- Re-tell the story. Tell your story to a few people you trust. Get it out. Now, take a good, hard look. Does this story serve you? Maybe the little shit is a cheater. Maybe he two-timed you and lied to you and everyone else about who he is or what he was doing. Maybe you feel like the biggest idiot on the face of the earth for trusting a man who used you. Fair enough. But, does this story serve you? If not, re-frame it. You aren’t letting him/her off the hook. You are simply deciding that this part of the story isn’t going to tear you down. You’re stronger than that. This story is going to be made into a brick to BUILD your house rather than knock it down! So, re-frame the story. What did it teach you? What did you realize about yourself? How can you use this knowledge in positive ways in the future?
For example, I learned that my intuition is right most of the time.
I learned that I can trust my own gut.
I learned that I don’t have to put up with toxic behaviors, that I am strong.
I learned that I don’t have to settle for a future that I don’t want.
I learned that others’ lies not only don’t have a place in my story, but that they can’t destroy me, either.
- What doesn’t kill you, makes you stronger. I know. Groan. Cliche. But…it’s true. The things we go through, if processed in a healthy way, can make us more RESILIENT. So, trust the process, take a couple of tylenol or have a glass of wine, relax, and dream up that new life you want…and, go for it!
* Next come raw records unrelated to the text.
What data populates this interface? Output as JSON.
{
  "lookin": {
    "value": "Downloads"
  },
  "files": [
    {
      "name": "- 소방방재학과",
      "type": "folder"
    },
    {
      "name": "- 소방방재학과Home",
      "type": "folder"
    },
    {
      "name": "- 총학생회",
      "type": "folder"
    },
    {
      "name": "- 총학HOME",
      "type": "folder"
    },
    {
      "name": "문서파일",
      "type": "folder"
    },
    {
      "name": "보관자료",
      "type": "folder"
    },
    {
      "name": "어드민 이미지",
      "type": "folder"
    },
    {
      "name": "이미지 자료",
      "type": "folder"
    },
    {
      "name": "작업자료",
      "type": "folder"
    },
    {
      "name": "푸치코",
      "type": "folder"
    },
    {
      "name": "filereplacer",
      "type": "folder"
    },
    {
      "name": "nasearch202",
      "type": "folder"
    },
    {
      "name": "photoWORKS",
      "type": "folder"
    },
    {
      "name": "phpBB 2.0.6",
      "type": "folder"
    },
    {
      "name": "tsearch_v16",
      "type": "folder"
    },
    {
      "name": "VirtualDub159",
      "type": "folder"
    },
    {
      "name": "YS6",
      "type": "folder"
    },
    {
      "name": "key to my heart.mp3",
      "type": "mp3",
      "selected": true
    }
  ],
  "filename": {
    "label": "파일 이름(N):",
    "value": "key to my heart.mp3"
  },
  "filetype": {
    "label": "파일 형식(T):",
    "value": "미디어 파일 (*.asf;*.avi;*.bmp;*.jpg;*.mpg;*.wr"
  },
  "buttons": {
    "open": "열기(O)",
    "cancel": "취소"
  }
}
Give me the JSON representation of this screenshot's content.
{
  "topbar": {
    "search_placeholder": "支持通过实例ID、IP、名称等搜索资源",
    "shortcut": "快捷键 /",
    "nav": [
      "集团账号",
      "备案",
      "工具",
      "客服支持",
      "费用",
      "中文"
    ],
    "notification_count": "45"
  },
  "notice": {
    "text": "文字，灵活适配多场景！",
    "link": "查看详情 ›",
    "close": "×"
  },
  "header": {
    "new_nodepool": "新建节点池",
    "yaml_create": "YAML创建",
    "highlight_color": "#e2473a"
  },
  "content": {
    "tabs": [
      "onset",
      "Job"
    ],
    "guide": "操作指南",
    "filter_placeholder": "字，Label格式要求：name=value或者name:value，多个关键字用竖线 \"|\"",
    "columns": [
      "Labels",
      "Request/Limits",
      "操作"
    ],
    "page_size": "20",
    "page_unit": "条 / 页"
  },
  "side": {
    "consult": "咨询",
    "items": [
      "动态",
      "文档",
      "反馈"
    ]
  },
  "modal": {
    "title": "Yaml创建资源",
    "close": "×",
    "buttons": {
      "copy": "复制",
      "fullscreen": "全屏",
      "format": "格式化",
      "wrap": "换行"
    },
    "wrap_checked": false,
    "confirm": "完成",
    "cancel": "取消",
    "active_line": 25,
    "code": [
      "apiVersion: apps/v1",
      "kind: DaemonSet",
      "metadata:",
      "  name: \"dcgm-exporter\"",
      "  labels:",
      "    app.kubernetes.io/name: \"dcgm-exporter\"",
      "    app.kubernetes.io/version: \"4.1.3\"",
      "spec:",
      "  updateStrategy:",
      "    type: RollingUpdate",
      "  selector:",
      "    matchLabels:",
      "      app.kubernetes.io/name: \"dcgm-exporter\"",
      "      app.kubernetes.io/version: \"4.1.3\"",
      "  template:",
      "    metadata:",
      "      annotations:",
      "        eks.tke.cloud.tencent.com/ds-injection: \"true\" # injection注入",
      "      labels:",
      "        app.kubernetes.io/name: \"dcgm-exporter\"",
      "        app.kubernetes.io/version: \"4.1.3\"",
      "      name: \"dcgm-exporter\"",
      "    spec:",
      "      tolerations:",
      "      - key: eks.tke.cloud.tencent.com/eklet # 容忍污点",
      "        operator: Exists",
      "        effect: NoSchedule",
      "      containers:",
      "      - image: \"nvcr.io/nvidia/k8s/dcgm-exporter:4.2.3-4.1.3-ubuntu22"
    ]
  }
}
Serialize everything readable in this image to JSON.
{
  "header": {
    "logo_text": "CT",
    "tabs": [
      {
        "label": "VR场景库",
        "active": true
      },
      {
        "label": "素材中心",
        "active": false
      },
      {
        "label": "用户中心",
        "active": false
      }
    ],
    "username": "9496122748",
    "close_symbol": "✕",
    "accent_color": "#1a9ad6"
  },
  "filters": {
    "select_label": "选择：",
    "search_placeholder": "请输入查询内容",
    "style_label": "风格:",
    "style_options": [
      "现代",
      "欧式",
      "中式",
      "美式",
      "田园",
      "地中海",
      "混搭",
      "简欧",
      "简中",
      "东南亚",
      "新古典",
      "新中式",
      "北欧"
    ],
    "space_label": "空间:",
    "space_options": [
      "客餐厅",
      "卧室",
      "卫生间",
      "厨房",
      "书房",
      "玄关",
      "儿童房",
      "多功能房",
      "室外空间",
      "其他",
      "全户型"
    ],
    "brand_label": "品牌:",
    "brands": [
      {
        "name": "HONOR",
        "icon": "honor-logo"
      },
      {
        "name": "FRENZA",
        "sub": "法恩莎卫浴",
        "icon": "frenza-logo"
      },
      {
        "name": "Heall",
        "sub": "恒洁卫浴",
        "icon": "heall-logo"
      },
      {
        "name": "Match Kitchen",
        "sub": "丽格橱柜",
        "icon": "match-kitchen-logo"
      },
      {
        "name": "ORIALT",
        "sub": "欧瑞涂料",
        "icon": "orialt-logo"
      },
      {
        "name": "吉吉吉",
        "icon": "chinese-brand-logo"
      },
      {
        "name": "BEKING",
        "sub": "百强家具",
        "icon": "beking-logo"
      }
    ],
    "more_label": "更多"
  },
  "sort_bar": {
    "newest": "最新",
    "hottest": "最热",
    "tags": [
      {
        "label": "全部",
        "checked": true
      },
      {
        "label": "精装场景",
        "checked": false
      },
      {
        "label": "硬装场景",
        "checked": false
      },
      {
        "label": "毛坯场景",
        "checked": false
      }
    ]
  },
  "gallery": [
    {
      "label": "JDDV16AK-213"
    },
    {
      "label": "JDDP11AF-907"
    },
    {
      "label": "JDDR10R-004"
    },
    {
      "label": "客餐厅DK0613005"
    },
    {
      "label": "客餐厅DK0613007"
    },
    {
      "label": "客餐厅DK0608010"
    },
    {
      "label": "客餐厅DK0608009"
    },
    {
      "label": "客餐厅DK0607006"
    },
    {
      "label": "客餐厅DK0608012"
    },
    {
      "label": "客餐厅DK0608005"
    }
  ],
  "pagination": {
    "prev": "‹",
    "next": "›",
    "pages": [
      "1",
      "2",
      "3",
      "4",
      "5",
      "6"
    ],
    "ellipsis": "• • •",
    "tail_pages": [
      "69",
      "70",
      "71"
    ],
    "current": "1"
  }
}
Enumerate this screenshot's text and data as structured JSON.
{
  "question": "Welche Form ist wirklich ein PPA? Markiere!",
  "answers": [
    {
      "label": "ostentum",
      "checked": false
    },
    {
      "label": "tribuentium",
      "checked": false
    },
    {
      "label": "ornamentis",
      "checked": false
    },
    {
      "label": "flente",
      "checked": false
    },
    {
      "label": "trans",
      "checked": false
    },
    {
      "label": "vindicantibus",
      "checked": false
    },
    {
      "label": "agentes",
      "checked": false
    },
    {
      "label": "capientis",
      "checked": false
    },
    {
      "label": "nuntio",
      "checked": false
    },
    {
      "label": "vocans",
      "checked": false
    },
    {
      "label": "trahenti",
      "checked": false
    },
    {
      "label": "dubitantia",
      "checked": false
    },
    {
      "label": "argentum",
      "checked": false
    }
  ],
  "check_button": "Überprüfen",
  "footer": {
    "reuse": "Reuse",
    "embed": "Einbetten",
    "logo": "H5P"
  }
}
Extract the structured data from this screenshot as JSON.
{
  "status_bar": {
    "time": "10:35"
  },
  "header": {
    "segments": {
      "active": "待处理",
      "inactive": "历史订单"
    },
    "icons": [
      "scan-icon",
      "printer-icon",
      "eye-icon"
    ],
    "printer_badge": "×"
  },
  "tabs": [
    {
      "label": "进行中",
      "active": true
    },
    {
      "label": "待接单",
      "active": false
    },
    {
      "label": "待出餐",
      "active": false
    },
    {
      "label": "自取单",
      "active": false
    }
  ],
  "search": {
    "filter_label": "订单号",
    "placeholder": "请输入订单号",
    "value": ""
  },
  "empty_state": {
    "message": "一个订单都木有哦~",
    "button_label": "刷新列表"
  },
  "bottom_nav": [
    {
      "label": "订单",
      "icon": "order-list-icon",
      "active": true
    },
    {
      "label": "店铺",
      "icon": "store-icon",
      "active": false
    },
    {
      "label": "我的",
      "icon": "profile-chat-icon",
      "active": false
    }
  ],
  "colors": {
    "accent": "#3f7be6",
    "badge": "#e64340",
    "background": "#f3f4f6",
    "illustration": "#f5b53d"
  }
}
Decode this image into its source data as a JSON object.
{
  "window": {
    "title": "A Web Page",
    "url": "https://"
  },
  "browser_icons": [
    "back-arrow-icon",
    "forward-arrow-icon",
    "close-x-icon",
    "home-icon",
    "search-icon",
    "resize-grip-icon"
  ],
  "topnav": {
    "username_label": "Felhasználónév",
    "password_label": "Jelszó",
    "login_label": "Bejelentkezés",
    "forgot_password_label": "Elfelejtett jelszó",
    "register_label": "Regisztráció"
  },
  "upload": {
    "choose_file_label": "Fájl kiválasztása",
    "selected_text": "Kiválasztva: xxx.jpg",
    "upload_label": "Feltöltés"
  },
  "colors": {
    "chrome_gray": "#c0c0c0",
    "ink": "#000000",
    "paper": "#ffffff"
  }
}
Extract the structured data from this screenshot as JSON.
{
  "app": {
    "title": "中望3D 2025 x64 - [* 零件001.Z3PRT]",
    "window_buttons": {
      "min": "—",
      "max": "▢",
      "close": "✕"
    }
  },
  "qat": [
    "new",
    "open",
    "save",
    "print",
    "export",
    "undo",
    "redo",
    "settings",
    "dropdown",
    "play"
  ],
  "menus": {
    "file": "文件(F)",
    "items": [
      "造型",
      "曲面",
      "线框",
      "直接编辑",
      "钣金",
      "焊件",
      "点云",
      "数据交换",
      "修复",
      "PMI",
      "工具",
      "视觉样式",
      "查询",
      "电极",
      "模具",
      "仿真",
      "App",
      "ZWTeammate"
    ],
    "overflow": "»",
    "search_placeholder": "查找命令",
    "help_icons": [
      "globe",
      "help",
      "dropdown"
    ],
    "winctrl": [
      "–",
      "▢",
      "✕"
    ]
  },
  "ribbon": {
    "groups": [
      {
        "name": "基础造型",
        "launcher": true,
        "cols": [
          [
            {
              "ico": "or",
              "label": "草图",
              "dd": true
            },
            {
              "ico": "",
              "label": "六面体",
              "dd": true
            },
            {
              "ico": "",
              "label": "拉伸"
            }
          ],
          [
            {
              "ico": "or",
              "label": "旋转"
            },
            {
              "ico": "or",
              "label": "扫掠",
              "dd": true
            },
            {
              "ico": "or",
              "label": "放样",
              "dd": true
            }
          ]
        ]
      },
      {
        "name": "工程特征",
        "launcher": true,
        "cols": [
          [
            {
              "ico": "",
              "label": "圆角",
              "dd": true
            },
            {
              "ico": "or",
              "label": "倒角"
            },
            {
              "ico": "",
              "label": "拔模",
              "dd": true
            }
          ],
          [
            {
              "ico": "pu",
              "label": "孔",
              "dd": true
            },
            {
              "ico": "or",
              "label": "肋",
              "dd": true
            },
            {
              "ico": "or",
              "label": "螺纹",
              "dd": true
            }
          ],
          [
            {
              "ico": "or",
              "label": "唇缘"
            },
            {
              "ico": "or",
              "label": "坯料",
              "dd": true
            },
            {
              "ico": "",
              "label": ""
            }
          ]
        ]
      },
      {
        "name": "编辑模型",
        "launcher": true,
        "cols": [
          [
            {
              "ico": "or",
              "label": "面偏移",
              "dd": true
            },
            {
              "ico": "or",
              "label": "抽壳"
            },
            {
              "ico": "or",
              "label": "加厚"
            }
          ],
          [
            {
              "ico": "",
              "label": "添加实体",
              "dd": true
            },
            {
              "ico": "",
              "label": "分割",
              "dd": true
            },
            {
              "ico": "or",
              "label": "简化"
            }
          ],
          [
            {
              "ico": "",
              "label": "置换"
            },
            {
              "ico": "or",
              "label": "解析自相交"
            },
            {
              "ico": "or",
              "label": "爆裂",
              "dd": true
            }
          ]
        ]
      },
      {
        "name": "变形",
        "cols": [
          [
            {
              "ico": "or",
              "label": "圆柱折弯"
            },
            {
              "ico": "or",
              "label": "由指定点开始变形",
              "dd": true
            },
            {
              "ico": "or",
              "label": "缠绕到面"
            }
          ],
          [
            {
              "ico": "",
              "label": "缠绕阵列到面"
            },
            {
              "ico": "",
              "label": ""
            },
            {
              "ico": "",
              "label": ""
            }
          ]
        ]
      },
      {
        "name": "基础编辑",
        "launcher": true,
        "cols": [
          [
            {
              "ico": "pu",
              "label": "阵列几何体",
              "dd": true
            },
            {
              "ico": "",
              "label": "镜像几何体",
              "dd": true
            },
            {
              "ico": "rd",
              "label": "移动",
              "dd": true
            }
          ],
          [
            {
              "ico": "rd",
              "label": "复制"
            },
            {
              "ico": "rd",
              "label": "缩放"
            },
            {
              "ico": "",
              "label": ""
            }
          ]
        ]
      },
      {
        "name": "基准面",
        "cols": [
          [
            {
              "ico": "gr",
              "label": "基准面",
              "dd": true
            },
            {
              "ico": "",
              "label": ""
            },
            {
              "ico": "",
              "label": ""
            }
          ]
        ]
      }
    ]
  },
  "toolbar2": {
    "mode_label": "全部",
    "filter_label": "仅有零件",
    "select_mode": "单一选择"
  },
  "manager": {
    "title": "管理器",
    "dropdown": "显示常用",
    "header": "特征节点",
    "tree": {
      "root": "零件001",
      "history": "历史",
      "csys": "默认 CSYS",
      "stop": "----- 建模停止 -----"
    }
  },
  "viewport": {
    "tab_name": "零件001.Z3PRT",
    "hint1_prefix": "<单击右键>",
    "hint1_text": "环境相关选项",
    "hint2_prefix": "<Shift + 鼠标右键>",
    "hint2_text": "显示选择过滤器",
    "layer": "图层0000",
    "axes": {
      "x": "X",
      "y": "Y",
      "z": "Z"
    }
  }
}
1 thought on “The Art and Science of Breaking Up”
Great tips. This makes so much sense with how I have been feeling in the wake of this breakup.